  1. You have beautifully described the island. I'm Cambodian but never been there at all, I think I'm gonna have a visit sometimes soon.
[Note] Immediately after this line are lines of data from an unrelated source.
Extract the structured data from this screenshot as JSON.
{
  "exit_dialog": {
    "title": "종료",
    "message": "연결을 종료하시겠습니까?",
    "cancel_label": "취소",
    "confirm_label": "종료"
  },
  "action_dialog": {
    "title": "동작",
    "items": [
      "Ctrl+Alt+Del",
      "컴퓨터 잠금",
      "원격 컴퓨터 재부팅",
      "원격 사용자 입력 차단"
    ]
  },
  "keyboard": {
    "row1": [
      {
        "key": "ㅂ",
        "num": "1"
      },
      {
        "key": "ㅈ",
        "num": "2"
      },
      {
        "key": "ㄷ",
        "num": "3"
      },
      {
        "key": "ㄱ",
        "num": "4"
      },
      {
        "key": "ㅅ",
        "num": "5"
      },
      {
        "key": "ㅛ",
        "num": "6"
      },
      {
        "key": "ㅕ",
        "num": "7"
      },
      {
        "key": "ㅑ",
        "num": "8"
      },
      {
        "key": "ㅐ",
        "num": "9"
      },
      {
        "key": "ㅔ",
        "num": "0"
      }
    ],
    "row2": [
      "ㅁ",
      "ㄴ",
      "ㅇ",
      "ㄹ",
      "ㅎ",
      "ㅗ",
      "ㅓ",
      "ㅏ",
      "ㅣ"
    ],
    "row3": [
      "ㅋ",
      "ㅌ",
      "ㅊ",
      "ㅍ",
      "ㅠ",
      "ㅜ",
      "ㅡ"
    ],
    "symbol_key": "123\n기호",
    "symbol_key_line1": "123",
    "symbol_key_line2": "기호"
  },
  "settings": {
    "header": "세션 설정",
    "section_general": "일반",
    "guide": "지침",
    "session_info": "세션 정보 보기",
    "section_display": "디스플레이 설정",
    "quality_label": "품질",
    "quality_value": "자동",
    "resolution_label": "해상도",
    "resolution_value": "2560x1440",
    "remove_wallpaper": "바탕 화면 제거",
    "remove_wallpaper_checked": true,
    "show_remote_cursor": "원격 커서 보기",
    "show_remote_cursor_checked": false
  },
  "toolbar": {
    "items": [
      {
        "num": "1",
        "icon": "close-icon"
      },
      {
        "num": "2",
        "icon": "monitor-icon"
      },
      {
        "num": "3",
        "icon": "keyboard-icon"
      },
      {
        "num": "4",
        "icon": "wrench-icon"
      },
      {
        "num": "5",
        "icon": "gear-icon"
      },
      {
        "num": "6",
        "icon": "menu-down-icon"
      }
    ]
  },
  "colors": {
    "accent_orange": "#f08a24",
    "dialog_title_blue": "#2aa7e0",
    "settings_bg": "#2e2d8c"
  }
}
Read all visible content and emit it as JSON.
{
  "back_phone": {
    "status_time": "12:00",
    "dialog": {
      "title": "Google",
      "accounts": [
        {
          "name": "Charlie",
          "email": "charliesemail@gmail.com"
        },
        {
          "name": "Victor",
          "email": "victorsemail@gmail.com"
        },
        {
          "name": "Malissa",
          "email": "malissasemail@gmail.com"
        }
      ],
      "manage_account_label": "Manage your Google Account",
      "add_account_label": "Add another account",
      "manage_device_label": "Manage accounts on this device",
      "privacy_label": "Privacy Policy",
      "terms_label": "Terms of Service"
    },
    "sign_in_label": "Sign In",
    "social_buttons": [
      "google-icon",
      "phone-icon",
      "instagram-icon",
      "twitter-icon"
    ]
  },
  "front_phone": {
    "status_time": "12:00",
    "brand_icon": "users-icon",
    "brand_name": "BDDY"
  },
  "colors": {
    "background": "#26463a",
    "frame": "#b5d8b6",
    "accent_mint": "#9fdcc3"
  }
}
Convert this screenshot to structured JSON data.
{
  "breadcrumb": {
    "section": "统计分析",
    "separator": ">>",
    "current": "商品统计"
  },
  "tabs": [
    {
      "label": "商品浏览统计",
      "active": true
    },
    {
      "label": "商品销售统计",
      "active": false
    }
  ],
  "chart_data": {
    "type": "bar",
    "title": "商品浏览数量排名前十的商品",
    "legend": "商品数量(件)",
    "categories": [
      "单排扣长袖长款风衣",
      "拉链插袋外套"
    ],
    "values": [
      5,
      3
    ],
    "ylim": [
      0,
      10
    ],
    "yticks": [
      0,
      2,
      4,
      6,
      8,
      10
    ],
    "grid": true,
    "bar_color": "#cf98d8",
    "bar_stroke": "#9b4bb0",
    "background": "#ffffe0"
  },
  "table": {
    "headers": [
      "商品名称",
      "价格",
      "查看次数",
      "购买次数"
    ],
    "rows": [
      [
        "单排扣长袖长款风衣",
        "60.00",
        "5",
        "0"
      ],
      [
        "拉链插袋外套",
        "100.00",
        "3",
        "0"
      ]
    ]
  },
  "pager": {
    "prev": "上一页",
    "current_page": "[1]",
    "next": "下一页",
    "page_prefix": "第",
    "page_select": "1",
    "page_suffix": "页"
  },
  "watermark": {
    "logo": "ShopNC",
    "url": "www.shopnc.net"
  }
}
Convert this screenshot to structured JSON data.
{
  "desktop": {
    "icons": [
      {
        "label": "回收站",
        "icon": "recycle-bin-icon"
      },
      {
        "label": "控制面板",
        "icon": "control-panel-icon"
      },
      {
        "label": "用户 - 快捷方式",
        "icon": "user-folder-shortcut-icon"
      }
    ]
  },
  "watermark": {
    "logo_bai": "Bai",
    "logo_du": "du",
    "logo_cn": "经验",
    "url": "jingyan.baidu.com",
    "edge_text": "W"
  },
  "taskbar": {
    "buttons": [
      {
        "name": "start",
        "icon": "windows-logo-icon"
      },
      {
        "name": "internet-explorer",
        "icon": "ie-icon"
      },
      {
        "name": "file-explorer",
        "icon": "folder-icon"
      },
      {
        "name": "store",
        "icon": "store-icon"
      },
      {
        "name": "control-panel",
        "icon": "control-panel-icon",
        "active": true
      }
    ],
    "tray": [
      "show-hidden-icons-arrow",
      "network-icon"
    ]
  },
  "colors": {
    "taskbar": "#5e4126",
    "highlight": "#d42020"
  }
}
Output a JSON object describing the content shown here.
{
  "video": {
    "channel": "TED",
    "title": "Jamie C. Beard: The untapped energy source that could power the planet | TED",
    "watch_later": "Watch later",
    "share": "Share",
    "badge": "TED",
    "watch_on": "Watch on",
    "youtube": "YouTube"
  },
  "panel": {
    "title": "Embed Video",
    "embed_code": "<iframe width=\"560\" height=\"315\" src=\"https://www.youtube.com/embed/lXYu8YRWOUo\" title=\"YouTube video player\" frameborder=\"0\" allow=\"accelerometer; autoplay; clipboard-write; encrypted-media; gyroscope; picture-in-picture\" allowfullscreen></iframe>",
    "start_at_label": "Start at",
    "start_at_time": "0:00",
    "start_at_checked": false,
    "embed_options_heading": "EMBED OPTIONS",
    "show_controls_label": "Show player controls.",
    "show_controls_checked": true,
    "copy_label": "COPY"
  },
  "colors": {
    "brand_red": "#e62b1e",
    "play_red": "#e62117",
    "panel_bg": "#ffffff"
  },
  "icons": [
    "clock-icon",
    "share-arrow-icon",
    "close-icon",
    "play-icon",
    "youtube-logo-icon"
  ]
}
    You said the island locals are farming seaweed for their living. As far as I know, seaweed farming could pollute the sea and also the beach particularly by its stinky smell. Therefore, when the sea gets dirty I suppose people/tourists couldn't swim. How about the sea quality where seaweed is grow in Koh Tonsay?